in, that means I have to worry about very small things.
By small things, I mean small dimensions. Iíve spent a great deal of my
career arguing and fretting over product tolerances and defects that were
measured in a thousandth of an inch (1/1000"). For perspective, thatís about
1/3 the thickness of a human hair or sheet of paper. More recently, Iíve had
to sink lower, into the micron range. Thatís 1 millionth of a meter, or about
40 millionths of an inch. This is really beginning to plague me, when I
realize how far Iíve drifted from the seeing the larger things in life.
I have a recurring nightmare: Iím at the entrance to the Pearly
Gates, and St. Peter reads the Book of my Life. "Youíve spent far too much
time worrying about small things", he says; "Permission to enter denied".
Whereupon he holds up a placard with a bright red, downward pointing arrow. I

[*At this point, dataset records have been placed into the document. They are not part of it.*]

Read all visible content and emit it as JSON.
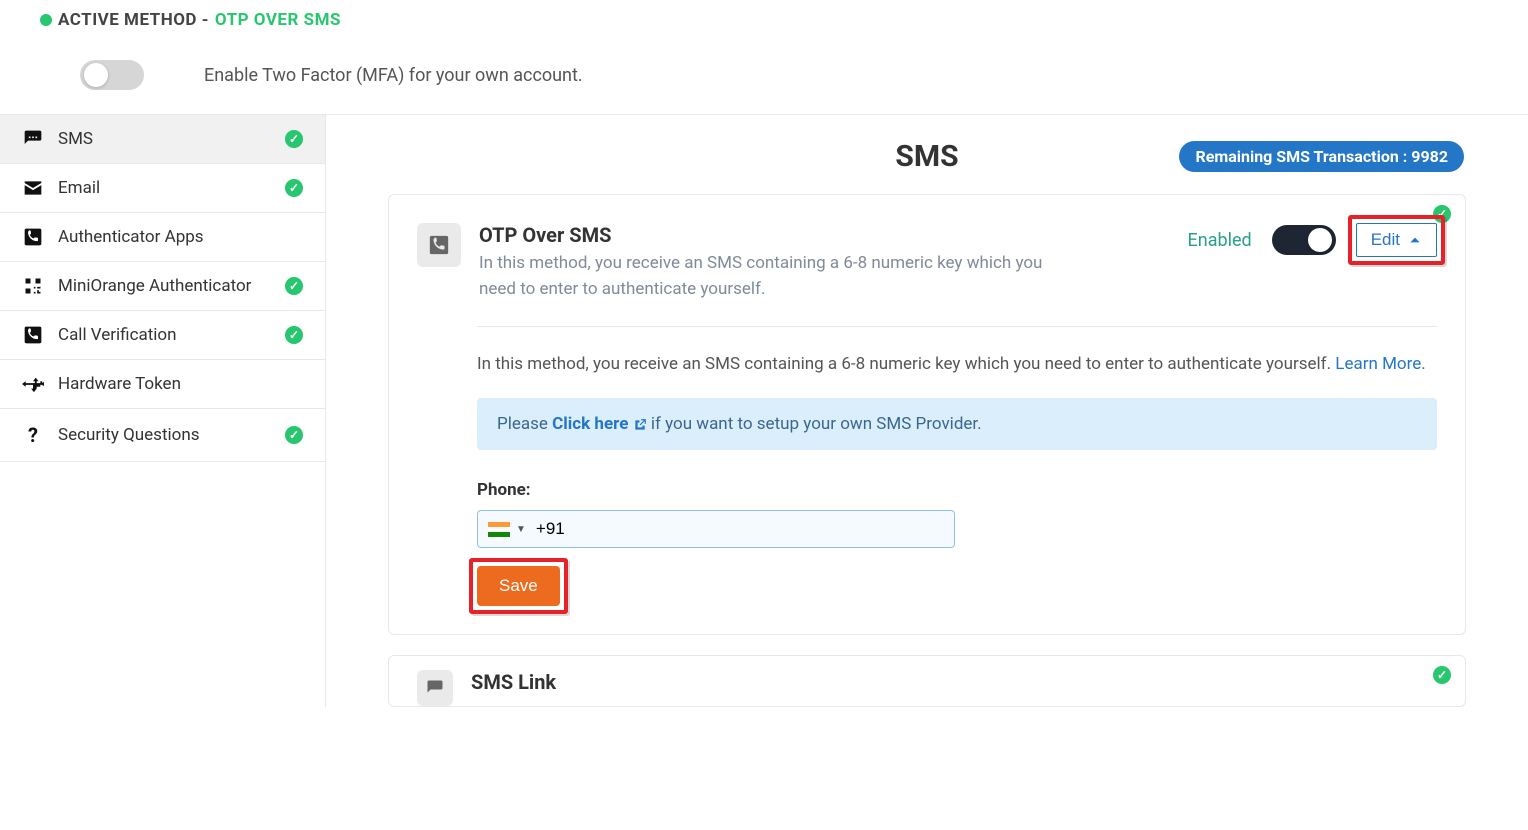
{
  "header": {
    "active_method_prefix": "ACTIVE METHOD - ",
    "active_method_value": "OTP OVER SMS",
    "mfa_toggle_text": "Enable Two Factor (MFA) for your own account."
  },
  "sidebar": {
    "items": [
      {
        "label": "SMS",
        "checked": true
      },
      {
        "label": "Email",
        "checked": true
      },
      {
        "label": "Authenticator Apps",
        "checked": false
      },
      {
        "label": "MiniOrange Authenticator",
        "checked": true
      },
      {
        "label": "Call Verification",
        "checked": true
      },
      {
        "label": "Hardware Token",
        "checked": false
      },
      {
        "label": "Security Questions",
        "checked": true
      }
    ]
  },
  "main": {
    "title": "SMS",
    "remaining_badge": "Remaining SMS Transaction : 9982",
    "otp_card": {
      "title": "OTP Over SMS",
      "desc": "In this method, you receive an SMS containing a 6-8 numeric key which you need to enter to authenticate yourself.",
      "enabled_label": "Enabled",
      "edit_label": "Edit",
      "body_text": "In this method, you receive an SMS containing a 6-8 numeric key which you need to enter to authenticate yourself. ",
      "learn_more": "Learn More.",
      "banner_prefix": "Please ",
      "banner_link": "Click here",
      "banner_suffix": " if you want to setup your own SMS Provider.",
      "phone_label": "Phone:",
      "phone_value": "+91",
      "save_label": "Save"
    },
    "peek_card_title": "SMS Link"
  }
}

always wake up in a cold sweat, with a racing heart.
Itís the common Western philosophy that if something goes wrong, itís never
due to fate. Rather, itís from some personal failing, some inattention to
detail that led to the problem. I think this probably originated from Protestant Christian doctrine,
as ultimately expressed by the early 1900ís concept of Social Darwinism: If
you screw up and fail, itís a sign that you havenít passed muster in Godís
eyes; the people who donít screw up are blessed and are the Lordís
favored ones. Well, I can grant that for big, obvious screw-ups. But when
youíre dealing with 1/1000" Ė thatís a mighty tight margin for spiritual
error. If I cut a board ľ" too short, then shame on me. If I cut it 1/1000" or
even 40/1000000" too short, should I suffer the same perdition? Jeez, man,
thatís a really stressful situation to have to live with, every day.
Thatís not so bad, if you can leave work behind you at the end of the day.
But itís hard to shut it off. I sit here now and worry about small things
around the house, too. I imagine the well pump, operating without fail for
going on 12 years Ė what if that one grain of sand that just went into it is
the one that will finally bind it up? Or the next grain, or the next? Our well
water is extremely acidic, and because of that we had to replace our original
house water heater after only 8 years. I close my eyes and envision the
individual free H+ ions floating around in that tank, each launching its own
little vicious attack on the fittings and anode bar. Which one will finally
cause a breach? We have lots of cats running around here, with all manner of
cat hairs and litter dust floating through the air. They float through the
vents of our TV too, occasionally causing a terrifying POP! and a momentary
blank screen when one lands across two conductors that it shouldnít have. Will
the next floating hair fry the TV completely?
I worry about one tiny squirrel getting into the attic, chewing through one
tiny electrical wire, resulting in a "total loss situation". I worry about one
fireplace cinder too many, causing a flue fire and setting the roof ablaze. I
worry that one of our GFI electrical outlets has a manufacturing defect that
managed to sneak through QC inspection. I worry about lint catching fire in
our clothes dryer, about the expensive wire-reinforced water hoses feeding our
clothes washer capriciously bursting when weíre out of town, about one of the
wall bracket welds holding up our 75-lb RTRtm stereo loudspeakers
experiencing catastrophic metal fatigue just when Iím walking underneath it.
I worry about that one single cell somewhere in my body not dying like it
should, but rather beginning to reproduce madly and unendingly. I worry that
my epiglottis will decide to strut its stuff and snuff me in a final bout of
sleep apnea tonight. I worry that a few bytes of malicious code in an unwanted
web cookie will result in my life savings disappearing. I worry that the tiny
o-ring seal in the hydraulic cylinder that operates the rudder in the airplane
Iíll be boarding next week is about to give up the ghost.
And most of all, I worry about the million other small things to
worry about, that I havenít even thought of yet.